In a crowded, dimly lit Tokyo club, a guitarist rips through nearly three hours of Led Zeppelin covers. But the versions of “Stairway to Heaven” and “Dazed and Confused” performed here aren’t the same renditions from the legendary rock band’s studio albums: they’re note-perfect recreations of specific live recordings, complete with extended guitar solos and wild improvisations, and the man bringing it all to life is the subject of SXSW doc Mr. Jimmy.
Since the age of 20, Akio Sakurai has dedicated his life to preserving the musical genius of Led Zeppelin guitarist Jimmy Page. To call Sakurai’s work an obsession would almost be selling it short: he’s memorized the different equipment that Page used during the band’s career, and knows the exact dates when his idol wore specific outfits onstage. He scours live footage for the tiniest details, working with a costume designer to recreate every stitch and seam of Page’s wardrobe, and employs the services of a pickup builder to ensure that each of his guitars can replicate the exact tone required to duplicate a specific era (i.e. “1973” Jimmy).

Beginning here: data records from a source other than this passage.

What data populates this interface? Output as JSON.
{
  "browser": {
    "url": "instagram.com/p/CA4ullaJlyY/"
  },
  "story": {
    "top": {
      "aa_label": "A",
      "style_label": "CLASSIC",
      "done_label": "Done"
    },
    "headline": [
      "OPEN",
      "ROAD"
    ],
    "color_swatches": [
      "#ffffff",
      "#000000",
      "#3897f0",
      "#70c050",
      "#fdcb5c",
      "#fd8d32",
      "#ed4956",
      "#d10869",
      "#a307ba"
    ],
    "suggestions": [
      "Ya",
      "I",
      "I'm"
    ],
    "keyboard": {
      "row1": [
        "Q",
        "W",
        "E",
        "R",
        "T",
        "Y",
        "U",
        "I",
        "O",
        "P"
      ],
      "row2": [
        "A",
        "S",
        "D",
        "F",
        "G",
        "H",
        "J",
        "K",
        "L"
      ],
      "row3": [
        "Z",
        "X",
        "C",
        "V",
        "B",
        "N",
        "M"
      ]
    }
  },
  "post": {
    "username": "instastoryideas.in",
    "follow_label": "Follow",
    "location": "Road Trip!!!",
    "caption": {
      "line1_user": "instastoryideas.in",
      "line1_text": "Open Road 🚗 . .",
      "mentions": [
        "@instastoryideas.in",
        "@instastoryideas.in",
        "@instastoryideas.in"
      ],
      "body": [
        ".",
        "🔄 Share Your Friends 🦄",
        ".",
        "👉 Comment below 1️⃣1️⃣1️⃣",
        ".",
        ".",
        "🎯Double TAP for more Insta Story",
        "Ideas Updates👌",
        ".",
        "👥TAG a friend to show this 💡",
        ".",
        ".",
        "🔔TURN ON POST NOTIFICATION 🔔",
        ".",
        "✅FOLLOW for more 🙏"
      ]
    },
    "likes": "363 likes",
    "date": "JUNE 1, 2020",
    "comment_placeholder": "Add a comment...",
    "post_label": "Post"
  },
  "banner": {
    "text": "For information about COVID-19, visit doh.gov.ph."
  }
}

Not only can he perfectly mimic obscure live arrangements, thanks to countless hours spent listening to bootleg recordings and studying concert vidoes, Sakurai also dresses and moves so much like Page that it’s often easy to forget you’re not watching the real deal. To call it an impersonation feels less than accurate: Sakurai is becoming Page, with performances so convincing they earn him the moniker “Mr. Jimmy.”
Director Peter Michael Dowd crosses paths with Sakurai shortly after Page himself attends a Mr. Jimmy performance in Tokyo, when meeting his idol spurs Sakurai to move to Los Angeles. Joining up with longtime tribute act Led Zepagain, Sakurai is at first delighted to be performing full-time, and then dismayed to learn that his bandmates are more content to deliver a “jukebox” style show of greatest hits, rather than trying to accurately recreate what a real Zeppelin show would have felt like.
Tensions flare, particularly with the group’s Robert Plant stand-in Swan Montgomery, who understands and appreciates Sakurai’s passion, even if he finds it excessive and exasperating. For Montgomery, Led Zepagain is about business, and it shouldn’t matter if he sings “yeah” instead of “ahhh” as long as the audience is shelling out money. But to Sakurai, this kind of cavalier approach is akin to blasphemy: what better way to pay tribute to Led Zeppelin than to honor the true spirit of their live shows? This isn’t just business for him, it’s a way of life.
“There is no ‘me,'” Sakurai tells the camera at one point. “There’s nothing but him.” But the desire to become Page is complicated by Sakurai’s fear that he’ll never be good enough, that ascending to the same heights will always remain nothing more than a dream. “Every time I study a song, I feel like he gets further out of reach.”
At times both inspiring and melancholy, and consistently fascinating, Mr. Jimmy is a compelling look at fandom taken to a degree that most would never even consider. Dowd’s film is as intimate as possible when its subject scarcely has an identity of his own. Whether or not Sakurai is a tragic figure is a subject for further debate, but his singular devotion to an ideal is undeniably admirable, even if we can’t quite make sense of the “why” behind it all.